DATASET RECORDS Block Start

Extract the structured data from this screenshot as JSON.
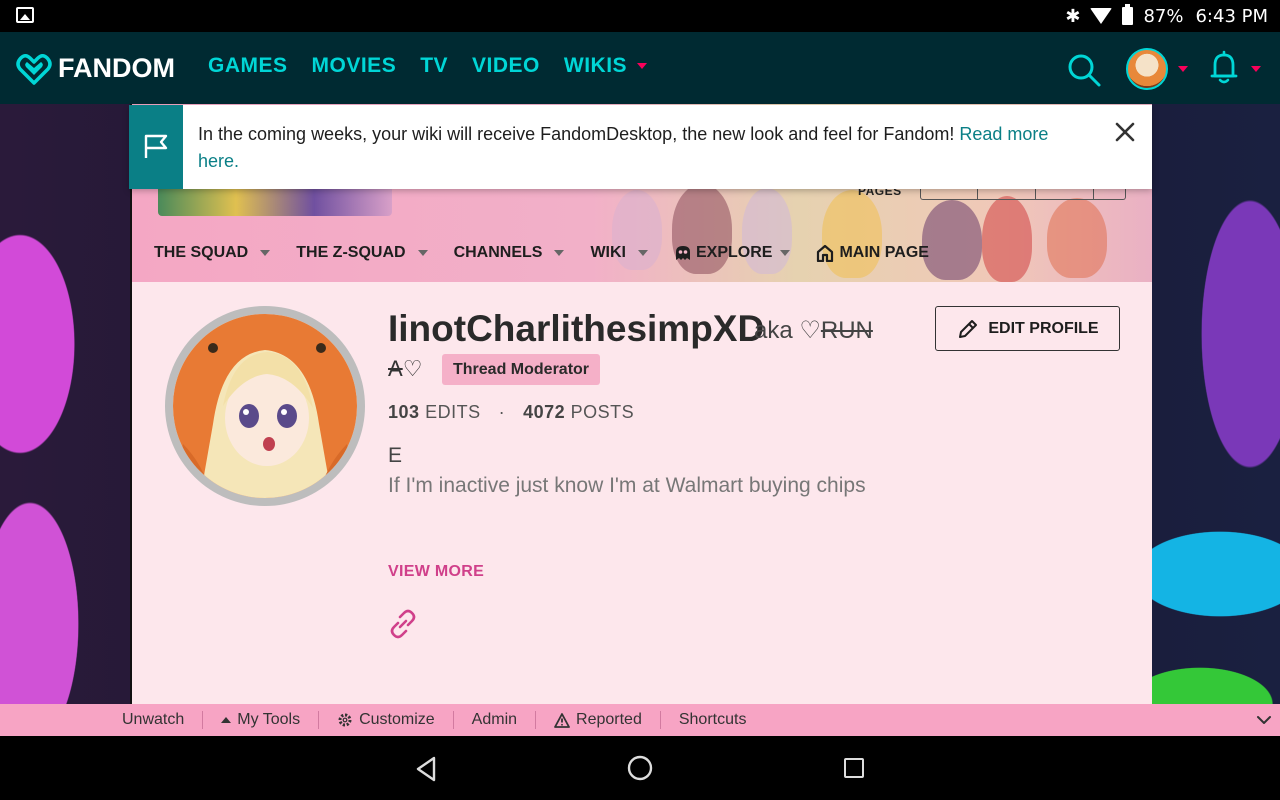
{
  "status_bar": {
    "battery": "87%",
    "time": "6:43 PM"
  },
  "global_nav": {
    "brand": "FANDOM",
    "links": [
      "GAMES",
      "MOVIES",
      "TV",
      "VIDEO",
      "WIKIS"
    ],
    "accent_color": "#00d6d6",
    "bg_color": "#002a32"
  },
  "banner": {
    "message": "In the coming weeks, your wiki will receive FandomDesktop, the new look and feel for Fandom! ",
    "link_text": "Read more",
    "link_text_2": "here."
  },
  "wiki_header": {
    "pages_label": "PAGES",
    "nav": [
      "THE SQUAD",
      "THE Z-SQUAD",
      "CHANNELS",
      "WIKI",
      "EXPLORE",
      "MAIN PAGE"
    ]
  },
  "profile": {
    "username": "IinotCharlithesimpXD",
    "aka_prefix": "aka ♡",
    "aka_struck_1": "RUN",
    "aka_struck_2": "A",
    "aka_suffix": "♡",
    "tag": "Thread Moderator",
    "edit_button": "EDIT PROFILE",
    "edits_count": "103",
    "edits_label": "EDITS",
    "separator": "·",
    "posts_count": "4072",
    "posts_label": "POSTS",
    "bio_line_1": "E",
    "bio_line_2": "If I'm inactive just know I'm at Walmart buying chips",
    "view_more": "VIEW MORE"
  },
  "toolbar": {
    "items": [
      "Unwatch",
      "My Tools",
      "Customize",
      "Admin",
      "Reported",
      "Shortcuts"
    ],
    "bg_color": "#f7a4c4"
  }
}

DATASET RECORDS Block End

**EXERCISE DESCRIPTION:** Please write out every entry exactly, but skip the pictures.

**WRITTEN SOLUTION:**
Extract the structured data from this screenshot as JSON.
{
  "status_bar": {
    "battery": "87%",
    "time": "6:43 PM"
  },
  "global_nav": {
    "brand": "FANDOM",
    "links": [
      "GAMES",
      "MOVIES",
      "TV",
      "VIDEO",
      "WIKIS"
    ],
    "accent_color": "#00d6d6",
    "bg_color": "#002a32"
  },
  "banner": {
    "message": "In the coming weeks, your wiki will receive FandomDesktop, the new look and feel for Fandom! ",
    "link_text": "Read more",
    "link_text_2": "here."
  },
  "wiki_header": {
    "pages_label": "PAGES",
    "nav": [
      "THE SQUAD",
      "THE Z-SQUAD",
      "CHANNELS",
      "WIKI",
      "EXPLORE",
      "MAIN PAGE"
    ]
  },
  "profile": {
    "username": "IinotCharlithesimpXD",
    "aka_prefix": "aka ♡",
    "aka_struck_1": "RUN",
    "aka_struck_2": "A",
    "aka_suffix": "♡",
    "tag": "Thread Moderator",
    "edit_button": "EDIT PROFILE",
    "edits_count": "103",
    "edits_label": "EDITS",
    "separator": "·",
    "posts_count": "4072",
    "posts_label": "POSTS",
    "bio_line_1": "E",
    "bio_line_2": "If I'm inactive just know I'm at Walmart buying chips",
    "view_more": "VIEW MORE"
  },
  "toolbar": {
    "items": [
      "Unwatch",
      "My Tools",
      "Customize",
      "Admin",
      "Reported",
      "Shortcuts"
    ],
    "bg_color": "#f7a4c4"
  }
}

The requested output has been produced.